Bottom Line: No significant differences were found between baseline characteristics of HCM and control groups (all p > 0.05).Bas-Rotation, AP-Rotation, LV-Twist, LADs, IVST, LAVi, E/Em and LVMI were significantly higher in HCM patients with fibrosis than in those without fibrosis (p < 0.001), but no significant differences in other echocardiographic parameters were found between those with and without fibrosis.Age, Bas-Rotation, AP-Rotation, LV twist, LADs, IVST, LAVi, E/A, E/Em, and LVMI were significant effect factors for fibrosis.

View Article: PubMed Central - PubMed

Affiliation: Department of Ultrasound, State Key Laboratory of Cardiovascular Disease, Fuwai Hospital, National Center for Cardiovascular Diseases, Chinese Academy of Medical Sciences and Peking Union Medical College, No. 167, Bei Lishi Road, Xicheng District, Beijing, 100037, People's Republic of China.

ABSTRACT
We aimed to investigate whether left ventricular (LV) twist analysis can detect the extent of myocardial fibrosis in patients with hypertrophic cardiomyopathy (HCM). This prospective case-control study recruited 81 consecutive patients with HCM examined between January 2012 and April 2013. Data of 76 patients were analyzed after excluding 5 patients whose echocardiographic images were of poor quality. Healthy volunteers (n = 46) served as controls. Both groups underwent comprehensive echocardiographic examination (i.e., Bas-Rotation, AP-Rotation, LVEF, LADs, IVST, LAVi, E/Em, LVMI, advanced LV-twist analysis by speckle tracking echocardiography) and magnetic resonance imaging. Between-group differences were analyzed by independent t test; logistic regression analysis was performed to identify effect factors. No significant differences were found between baseline characteristics of HCM and control groups (all p > 0.05). HCM patients had significantly higher Bas-Rotation, AP-Rotation, LV Twist, LVEF, LADs, IVST, LAVi, E/Em and LVMI than controls (all p < 0.0001) and significantly lower LVDd and E/A (both p < 0.001). Bas-Rotation, AP-Rotation, LV-Twist, LADs, IVST, LAVi, E/Em and LVMI were significantly higher in HCM patients with fibrosis than in those without fibrosis (p < 0.001), but no significant differences in other echocardiographic parameters were found between those with and without fibrosis. Age, Bas-Rotation, AP-Rotation, LV twist, LADs, IVST, LAVi, E/A, E/Em, and LVMI were significant effect factors for fibrosis.

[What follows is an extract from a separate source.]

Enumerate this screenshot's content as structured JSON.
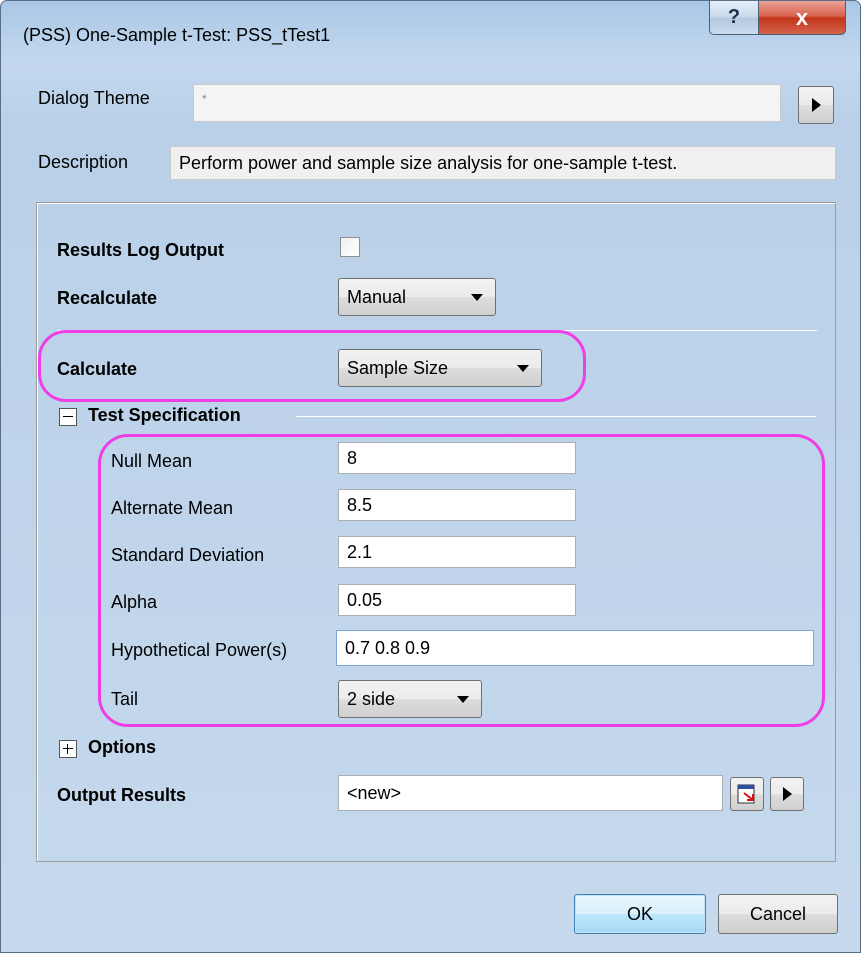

AUROC analysis showed that LV twist had high discriminatory power to detect extent of myocardial fibrosis (AUC 0.996, 95 % CI 0.989-1.004, p < 0.001). Left ventricular twist mechanics are associated with the extent of myocardial fibrosis. LV-twist assessment by STE may be clinically useful.

Show MeSH
Related in: MedlinePlus